My favorite part was watching the different newscasts. I loved how natural some people were and I definitely appreciated people who added in their little twists and went off script. It showed their personality, which made it more engaging to watch because it was no longer just a bland script. It was sort of a rendition; they made the script their own.

Taco Tuesday!

Day 3:

This was by far my favorite class (so far). First, we met with Long Island Herald Editor Kate Nalepinski, who taught me to be versatile and try different things no matter what I’m interested in, which I already do. But the fact that she explained the importance of having more than one skill made me want to explore more. She made me understand the importance of prior research and always watching the news and seeing the same story from different perspectives.

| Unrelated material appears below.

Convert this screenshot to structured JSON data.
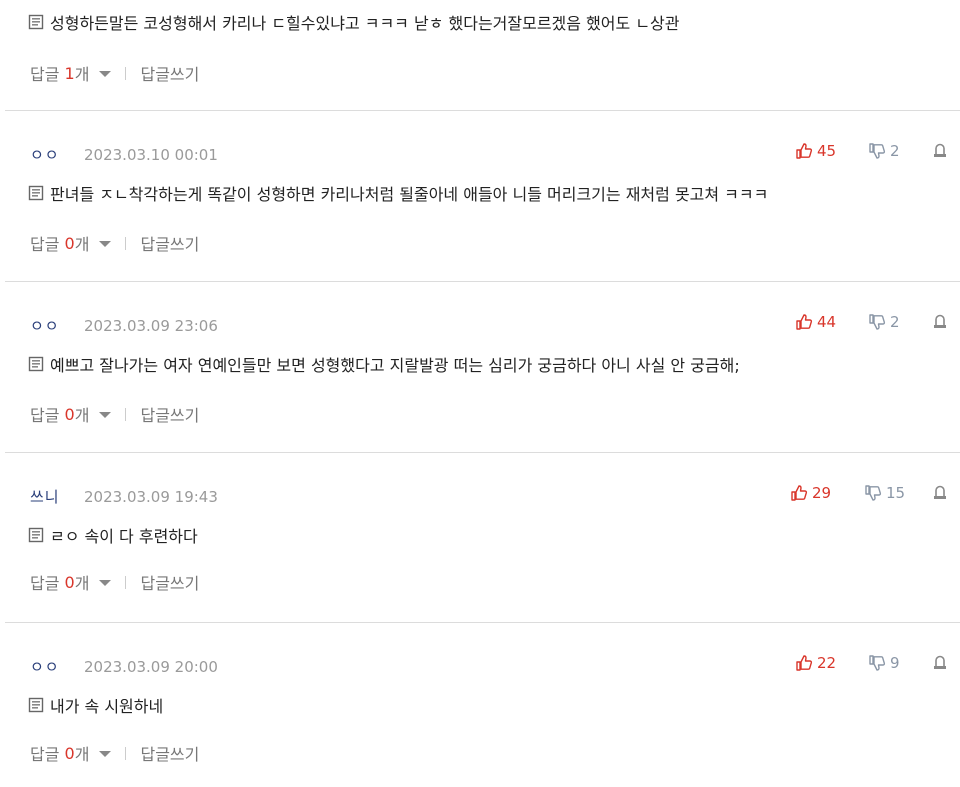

My favorite part was talking to Newsday photographer John Williams. I was so interested in everything that he experienced. He met Nelson Mandela and has seen the inside of a body — the heart and all. I loved the advice he gave us about lighting and that a good photographer takes control of their photos despite what the subject might say. I’m most interested in the film and picture career of journalism so everything he said lit me up inside. 

Then we talked to Stony Brook University Professor Rick Ricioppo, who gave information about capturing the moment including action and reactions. We also spoke about taking as many shots as possible to keep the audience engaged. As well as, writing for the ears and not the eyes so write very conversational and taking more film than needed so we can have more to edit with.

We also spoke with a county legislator which was very interesting especially because we got insight into her life and V.I.P. information. I loved today’s class but I kept getting hungry, so I kept eating.

Yes, I did have tacos for dinner.

I appreciated the amount of information that was acquired in such little time.

Speaking with MSNBC producer Stephanie Brumsey

Today we got to speak with MSNBC producer Stephanie Brumsey. I loved her energy and her vibrant personality. She taught me to get out of my comfort zone, take risks, be okay with rejection, and be comfortable with the uncomfortable. She also taught me that no matter who I may be talking to, never shy away from being myself. The reason being, people are more interested in my personality than my skills. Anyone can have those skills but not everyone can have my personality. I’ve learned so much from her and I had so many takeaways from just hearing her story.

Something that she said stuck with me: “Some people will tell you the world, if you allow them to.” When I heard that, my eyes instantly lit up. I felt deeply attached to that quote because of how quickly I could relate it back to my life and the conversations I’ve had with people.

I also asked her about her personal experiences with letting feelings get in the way of information she puts out. Through asking, I learned about the distinction between bias and point of view, which was interesting because it made me think of how people have to step out of who they are in order to deliver trustworthy news.